■ **WHAT IS NEEDED**
Copy each line below in which the string "Road" appears.

■ **DATASET EXCERPTS**
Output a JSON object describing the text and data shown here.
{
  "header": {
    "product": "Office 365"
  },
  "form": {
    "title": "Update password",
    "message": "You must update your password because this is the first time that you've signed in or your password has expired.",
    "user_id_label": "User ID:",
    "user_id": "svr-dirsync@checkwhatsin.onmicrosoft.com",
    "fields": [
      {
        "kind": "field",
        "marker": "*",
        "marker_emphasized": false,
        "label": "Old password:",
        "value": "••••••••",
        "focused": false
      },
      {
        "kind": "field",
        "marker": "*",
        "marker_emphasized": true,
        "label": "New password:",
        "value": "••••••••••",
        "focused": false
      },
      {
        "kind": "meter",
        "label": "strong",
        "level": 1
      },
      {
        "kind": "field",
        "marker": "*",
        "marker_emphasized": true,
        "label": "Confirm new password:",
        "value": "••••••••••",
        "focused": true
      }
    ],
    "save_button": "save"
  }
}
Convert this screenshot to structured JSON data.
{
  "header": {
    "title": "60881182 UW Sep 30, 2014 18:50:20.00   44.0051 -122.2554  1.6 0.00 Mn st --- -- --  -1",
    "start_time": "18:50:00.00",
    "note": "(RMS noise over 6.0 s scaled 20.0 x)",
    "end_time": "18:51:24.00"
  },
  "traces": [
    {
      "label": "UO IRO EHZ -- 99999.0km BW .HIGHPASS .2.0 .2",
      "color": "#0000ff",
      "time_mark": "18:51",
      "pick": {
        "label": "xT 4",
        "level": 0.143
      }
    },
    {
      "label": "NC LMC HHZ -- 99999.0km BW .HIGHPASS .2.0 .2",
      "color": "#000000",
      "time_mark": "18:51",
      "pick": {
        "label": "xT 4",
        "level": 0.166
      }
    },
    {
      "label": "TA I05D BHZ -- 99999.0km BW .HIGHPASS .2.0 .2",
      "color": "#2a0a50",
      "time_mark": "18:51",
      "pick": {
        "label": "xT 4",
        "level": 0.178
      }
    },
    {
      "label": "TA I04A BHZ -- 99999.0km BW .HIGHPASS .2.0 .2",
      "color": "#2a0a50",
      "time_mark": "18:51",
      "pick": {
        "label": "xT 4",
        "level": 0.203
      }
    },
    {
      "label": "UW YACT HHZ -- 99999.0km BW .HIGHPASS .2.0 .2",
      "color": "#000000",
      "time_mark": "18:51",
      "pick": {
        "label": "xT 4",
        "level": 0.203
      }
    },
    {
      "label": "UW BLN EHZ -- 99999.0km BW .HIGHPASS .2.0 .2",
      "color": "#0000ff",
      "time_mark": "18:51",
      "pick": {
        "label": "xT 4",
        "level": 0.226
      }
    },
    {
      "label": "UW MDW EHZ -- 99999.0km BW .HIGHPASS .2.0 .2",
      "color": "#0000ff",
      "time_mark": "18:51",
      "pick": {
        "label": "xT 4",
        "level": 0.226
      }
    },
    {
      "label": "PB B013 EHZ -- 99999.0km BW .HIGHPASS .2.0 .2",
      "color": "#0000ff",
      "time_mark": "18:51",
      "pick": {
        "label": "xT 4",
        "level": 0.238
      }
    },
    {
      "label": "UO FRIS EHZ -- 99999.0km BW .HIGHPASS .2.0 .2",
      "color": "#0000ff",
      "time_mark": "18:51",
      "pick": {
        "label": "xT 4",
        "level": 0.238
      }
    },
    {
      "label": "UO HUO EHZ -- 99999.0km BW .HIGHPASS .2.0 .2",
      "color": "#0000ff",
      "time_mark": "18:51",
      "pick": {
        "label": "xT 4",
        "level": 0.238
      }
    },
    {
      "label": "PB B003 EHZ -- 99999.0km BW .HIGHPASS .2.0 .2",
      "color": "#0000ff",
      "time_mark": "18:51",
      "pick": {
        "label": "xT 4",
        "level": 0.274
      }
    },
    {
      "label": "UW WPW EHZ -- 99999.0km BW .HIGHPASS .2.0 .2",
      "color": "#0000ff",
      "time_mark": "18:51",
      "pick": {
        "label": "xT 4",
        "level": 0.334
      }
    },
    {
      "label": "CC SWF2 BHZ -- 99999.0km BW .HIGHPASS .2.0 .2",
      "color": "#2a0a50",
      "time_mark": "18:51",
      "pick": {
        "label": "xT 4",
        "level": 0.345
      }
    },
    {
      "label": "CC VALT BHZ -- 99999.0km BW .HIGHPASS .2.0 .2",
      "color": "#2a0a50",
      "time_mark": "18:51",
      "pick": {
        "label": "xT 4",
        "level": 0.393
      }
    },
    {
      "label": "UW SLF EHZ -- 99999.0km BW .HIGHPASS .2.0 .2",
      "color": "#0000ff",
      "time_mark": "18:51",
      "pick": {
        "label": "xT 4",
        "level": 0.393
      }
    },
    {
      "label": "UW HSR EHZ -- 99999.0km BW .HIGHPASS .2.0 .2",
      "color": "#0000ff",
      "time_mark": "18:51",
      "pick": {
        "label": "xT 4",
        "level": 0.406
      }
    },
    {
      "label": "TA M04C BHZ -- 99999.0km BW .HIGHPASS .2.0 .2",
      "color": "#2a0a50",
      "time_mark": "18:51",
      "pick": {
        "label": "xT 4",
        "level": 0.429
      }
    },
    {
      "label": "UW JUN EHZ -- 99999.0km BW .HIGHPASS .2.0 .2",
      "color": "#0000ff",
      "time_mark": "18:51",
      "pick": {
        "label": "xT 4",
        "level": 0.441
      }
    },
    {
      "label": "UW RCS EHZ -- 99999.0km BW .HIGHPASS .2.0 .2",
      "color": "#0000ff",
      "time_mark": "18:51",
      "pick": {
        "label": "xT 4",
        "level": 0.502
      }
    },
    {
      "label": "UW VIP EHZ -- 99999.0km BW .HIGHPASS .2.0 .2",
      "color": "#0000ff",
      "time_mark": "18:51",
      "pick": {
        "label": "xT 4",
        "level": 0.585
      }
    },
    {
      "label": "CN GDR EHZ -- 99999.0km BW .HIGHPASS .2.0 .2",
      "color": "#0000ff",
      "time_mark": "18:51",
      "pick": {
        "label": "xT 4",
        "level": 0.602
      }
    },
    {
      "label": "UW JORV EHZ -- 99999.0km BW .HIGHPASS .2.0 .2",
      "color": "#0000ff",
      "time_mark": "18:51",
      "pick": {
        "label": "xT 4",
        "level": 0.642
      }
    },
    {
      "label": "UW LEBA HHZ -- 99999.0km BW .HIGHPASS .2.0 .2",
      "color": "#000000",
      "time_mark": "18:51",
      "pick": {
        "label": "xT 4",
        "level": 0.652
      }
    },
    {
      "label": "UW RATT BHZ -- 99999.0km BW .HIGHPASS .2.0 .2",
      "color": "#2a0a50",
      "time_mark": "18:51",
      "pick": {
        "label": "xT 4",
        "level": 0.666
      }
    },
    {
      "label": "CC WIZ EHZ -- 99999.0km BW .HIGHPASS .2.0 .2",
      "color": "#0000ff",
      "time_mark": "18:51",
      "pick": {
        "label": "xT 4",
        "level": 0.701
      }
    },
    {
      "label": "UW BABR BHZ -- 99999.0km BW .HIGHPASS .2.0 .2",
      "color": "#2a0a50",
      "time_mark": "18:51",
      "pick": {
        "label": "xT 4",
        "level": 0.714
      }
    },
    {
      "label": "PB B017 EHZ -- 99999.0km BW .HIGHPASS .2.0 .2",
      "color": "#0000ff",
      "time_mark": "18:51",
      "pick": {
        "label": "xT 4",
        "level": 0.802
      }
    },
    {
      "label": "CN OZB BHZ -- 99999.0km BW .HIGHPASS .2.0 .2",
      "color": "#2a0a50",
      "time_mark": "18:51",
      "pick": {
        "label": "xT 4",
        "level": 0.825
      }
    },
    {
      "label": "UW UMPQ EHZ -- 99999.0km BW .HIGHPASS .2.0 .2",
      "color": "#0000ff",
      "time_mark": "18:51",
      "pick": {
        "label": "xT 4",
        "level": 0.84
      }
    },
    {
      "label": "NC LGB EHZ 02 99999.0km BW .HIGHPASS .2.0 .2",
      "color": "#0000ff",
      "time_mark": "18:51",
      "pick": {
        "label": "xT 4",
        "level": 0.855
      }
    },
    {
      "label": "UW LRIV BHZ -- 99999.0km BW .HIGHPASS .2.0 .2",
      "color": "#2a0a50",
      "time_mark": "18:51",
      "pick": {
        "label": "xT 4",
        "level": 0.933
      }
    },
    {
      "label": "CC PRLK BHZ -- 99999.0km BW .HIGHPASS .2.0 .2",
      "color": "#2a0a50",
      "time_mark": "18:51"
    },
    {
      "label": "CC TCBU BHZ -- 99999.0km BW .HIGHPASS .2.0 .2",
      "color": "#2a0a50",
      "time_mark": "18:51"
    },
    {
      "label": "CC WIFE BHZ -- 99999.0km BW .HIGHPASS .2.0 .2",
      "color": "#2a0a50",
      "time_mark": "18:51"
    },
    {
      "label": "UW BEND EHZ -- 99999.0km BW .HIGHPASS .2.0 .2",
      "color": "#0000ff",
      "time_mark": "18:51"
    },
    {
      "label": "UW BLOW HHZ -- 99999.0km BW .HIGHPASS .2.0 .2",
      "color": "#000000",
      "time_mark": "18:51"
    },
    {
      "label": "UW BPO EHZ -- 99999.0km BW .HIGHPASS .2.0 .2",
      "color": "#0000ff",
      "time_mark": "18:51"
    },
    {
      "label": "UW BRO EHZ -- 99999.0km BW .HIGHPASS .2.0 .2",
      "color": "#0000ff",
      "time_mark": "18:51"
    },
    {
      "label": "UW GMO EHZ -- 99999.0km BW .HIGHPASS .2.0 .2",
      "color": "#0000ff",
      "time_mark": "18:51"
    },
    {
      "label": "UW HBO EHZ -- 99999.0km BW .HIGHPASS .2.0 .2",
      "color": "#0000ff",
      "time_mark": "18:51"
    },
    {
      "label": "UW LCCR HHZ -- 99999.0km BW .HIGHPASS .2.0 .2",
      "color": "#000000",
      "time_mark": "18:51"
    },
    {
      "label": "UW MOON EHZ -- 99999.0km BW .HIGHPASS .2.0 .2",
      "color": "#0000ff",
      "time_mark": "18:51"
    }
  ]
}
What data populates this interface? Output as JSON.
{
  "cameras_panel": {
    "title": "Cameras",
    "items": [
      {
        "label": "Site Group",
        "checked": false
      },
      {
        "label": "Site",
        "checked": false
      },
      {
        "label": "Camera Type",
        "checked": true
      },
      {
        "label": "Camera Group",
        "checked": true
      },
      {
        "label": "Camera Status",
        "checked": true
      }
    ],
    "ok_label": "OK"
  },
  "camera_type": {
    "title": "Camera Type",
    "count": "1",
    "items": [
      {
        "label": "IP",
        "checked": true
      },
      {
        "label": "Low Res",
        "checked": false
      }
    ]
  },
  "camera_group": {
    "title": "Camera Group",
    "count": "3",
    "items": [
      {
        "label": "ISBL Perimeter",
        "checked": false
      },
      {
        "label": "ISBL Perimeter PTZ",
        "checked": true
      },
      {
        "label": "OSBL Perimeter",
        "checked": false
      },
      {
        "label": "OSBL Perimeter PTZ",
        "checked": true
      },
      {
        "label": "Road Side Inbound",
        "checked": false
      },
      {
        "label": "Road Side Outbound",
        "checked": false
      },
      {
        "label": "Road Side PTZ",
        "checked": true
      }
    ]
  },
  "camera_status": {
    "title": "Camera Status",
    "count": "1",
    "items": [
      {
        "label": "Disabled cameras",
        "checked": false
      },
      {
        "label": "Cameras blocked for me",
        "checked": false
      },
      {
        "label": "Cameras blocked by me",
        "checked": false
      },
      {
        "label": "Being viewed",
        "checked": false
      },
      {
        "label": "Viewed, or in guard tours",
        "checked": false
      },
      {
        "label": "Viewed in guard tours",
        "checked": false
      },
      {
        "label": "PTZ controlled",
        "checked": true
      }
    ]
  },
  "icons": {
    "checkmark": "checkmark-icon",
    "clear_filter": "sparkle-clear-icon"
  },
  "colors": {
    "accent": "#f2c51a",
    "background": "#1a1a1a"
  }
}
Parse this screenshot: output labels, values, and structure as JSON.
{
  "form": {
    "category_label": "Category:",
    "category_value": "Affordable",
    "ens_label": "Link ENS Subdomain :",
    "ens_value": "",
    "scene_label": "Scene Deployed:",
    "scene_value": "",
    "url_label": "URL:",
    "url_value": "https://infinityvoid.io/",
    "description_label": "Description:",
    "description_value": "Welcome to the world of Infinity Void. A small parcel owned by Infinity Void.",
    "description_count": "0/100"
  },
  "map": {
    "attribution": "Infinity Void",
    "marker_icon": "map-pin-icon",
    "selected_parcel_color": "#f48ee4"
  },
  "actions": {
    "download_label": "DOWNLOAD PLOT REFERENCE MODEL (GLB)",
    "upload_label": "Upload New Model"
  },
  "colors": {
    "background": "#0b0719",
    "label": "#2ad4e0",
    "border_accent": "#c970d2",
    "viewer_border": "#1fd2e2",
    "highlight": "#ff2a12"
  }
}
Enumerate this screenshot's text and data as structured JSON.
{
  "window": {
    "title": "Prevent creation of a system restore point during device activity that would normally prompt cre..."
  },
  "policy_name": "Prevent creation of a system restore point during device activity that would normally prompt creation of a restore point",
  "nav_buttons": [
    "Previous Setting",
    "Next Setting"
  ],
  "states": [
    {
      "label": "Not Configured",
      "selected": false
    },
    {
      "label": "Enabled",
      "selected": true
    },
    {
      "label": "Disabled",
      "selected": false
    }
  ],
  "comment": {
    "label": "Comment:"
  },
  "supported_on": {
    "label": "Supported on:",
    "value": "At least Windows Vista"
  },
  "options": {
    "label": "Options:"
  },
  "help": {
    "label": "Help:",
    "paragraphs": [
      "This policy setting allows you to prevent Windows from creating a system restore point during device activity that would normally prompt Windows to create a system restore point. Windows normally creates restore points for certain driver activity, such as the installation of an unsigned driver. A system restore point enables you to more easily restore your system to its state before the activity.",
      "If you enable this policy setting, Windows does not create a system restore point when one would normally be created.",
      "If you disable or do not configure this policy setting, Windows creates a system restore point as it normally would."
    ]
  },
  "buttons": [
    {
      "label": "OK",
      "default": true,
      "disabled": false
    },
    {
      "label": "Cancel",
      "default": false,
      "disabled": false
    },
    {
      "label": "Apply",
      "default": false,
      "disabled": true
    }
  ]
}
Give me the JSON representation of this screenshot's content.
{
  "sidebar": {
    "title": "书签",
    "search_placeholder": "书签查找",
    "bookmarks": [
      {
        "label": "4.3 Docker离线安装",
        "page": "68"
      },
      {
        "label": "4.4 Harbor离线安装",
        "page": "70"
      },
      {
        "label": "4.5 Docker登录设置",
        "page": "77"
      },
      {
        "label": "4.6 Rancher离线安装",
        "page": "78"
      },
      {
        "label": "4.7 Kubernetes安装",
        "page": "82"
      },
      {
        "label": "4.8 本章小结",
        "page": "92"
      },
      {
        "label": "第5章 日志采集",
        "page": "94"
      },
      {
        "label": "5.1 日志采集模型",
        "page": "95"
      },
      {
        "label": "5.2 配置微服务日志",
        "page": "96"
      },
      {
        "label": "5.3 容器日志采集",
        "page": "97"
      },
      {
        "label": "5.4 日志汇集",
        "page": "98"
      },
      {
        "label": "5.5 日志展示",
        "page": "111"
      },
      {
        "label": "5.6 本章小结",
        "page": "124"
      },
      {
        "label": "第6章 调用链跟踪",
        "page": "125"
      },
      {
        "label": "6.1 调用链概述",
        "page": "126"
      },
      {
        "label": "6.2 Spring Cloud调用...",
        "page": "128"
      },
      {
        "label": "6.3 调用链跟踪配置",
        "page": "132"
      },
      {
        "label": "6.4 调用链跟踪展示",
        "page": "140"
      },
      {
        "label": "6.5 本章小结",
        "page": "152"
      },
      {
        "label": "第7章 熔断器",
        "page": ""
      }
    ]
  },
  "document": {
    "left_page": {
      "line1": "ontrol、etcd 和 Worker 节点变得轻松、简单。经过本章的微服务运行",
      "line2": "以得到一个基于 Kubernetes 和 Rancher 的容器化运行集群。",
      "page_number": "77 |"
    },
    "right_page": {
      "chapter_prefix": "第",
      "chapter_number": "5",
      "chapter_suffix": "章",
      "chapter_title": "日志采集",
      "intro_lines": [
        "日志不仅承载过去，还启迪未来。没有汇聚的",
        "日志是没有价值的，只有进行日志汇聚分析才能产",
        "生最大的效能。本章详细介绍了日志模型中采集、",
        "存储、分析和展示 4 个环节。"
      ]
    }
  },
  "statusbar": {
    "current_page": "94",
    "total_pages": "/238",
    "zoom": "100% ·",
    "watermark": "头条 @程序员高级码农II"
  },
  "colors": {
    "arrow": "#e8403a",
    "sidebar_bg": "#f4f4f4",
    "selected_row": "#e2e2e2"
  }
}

■ **SOLVED EXERCISE**
        "label": "Road Side Inbound",
        "label": "Road Side Outbound",
        "label": "Road Side PTZ",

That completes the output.